* What is expected *
A full and exact copy of the listing that follows is needed.

★ ★ ★ ★ ★

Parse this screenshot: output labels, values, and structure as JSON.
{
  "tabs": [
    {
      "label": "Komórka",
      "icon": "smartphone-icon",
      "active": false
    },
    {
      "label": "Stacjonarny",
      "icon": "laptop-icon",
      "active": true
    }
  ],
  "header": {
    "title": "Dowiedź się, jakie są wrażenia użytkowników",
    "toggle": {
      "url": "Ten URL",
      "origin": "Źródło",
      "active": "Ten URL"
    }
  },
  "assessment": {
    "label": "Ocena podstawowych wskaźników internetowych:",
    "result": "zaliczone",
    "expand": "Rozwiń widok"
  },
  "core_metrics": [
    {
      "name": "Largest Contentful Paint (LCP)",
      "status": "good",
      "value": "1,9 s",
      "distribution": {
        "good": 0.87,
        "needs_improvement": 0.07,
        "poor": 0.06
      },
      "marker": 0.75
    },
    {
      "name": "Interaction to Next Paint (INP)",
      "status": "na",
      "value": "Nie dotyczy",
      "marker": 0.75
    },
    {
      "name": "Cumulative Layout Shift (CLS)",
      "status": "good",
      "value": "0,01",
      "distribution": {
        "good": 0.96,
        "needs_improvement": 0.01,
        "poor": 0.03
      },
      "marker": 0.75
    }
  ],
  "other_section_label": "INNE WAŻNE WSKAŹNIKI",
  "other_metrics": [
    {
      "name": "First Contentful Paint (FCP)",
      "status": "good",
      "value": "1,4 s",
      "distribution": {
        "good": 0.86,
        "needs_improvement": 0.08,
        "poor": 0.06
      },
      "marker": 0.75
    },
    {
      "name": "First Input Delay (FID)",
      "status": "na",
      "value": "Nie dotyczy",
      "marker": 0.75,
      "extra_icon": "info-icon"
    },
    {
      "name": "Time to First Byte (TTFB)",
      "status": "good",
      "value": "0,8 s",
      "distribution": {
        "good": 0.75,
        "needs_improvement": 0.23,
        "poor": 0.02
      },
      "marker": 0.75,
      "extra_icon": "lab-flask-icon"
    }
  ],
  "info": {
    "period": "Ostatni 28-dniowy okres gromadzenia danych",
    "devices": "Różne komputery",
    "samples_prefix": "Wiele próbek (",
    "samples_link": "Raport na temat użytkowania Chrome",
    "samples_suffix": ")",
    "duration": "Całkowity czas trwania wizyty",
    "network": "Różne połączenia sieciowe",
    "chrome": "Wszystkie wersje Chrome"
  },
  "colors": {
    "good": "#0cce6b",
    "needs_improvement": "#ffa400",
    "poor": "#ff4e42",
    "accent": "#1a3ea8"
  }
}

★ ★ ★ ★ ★

* Expected answer *
Parse this screenshot: output labels, values, and structure as JSON.
{
  "tabs": [
    {
      "label": "Komórka",
      "icon": "smartphone-icon",
      "active": false
    },
    {
      "label": "Stacjonarny",
      "icon": "laptop-icon",
      "active": true
    }
  ],
  "header": {
    "title": "Dowiedź się, jakie są wrażenia użytkowników",
    "toggle": {
      "url": "Ten URL",
      "origin": "Źródło",
      "active": "Ten URL"
    }
  },
  "assessment": {
    "label": "Ocena podstawowych wskaźników internetowych:",
    "result": "zaliczone",
    "expand": "Rozwiń widok"
  },
  "core_metrics": [
    {
      "name": "Largest Contentful Paint (LCP)",
      "status": "good",
      "value": "1,9 s",
      "distribution": {
        "good": 0.87,
        "needs_improvement": 0.07,
        "poor": 0.06
      },
      "marker": 0.75
    },
    {
      "name": "Interaction to Next Paint (INP)",
      "status": "na",
      "value": "Nie dotyczy",
      "marker": 0.75
    },
    {
      "name": "Cumulative Layout Shift (CLS)",
      "status": "good",
      "value": "0,01",
      "distribution": {
        "good": 0.96,
        "needs_improvement": 0.01,
        "poor": 0.03
      },
      "marker": 0.75
    }
  ],
  "other_section_label": "INNE WAŻNE WSKAŹNIKI",
  "other_metrics": [
    {
      "name": "First Contentful Paint (FCP)",
      "status": "good",
      "value": "1,4 s",
      "distribution": {
        "good": 0.86,
        "needs_improvement": 0.08,
        "poor": 0.06
      },
      "marker": 0.75
    },
    {
      "name": "First Input Delay (FID)",
      "status": "na",
      "value": "Nie dotyczy",
      "marker": 0.75,
      "extra_icon": "info-icon"
    },
    {
      "name": "Time to First Byte (TTFB)",
      "status": "good",
      "value": "0,8 s",
      "distribution": {
        "good": 0.75,
        "needs_improvement": 0.23,
        "poor": 0.02
      },
      "marker": 0.75,
      "extra_icon": "lab-flask-icon"
    }
  ],
  "info": {
    "period": "Ostatni 28-dniowy okres gromadzenia danych",
    "devices": "Różne komputery",
    "samples_prefix": "Wiele próbek (",
    "samples_link": "Raport na temat użytkowania Chrome",
    "samples_suffix": ")",
    "duration": "Całkowity czas trwania wizyty",
    "network": "Różne połączenia sieciowe",
    "chrome": "Wszystkie wersje Chrome"
  },
  "colors": {
    "good": "#0cce6b",
    "needs_improvement": "#ffa400",
    "poor": "#ff4e42",
    "accent": "#1a3ea8"
  }
}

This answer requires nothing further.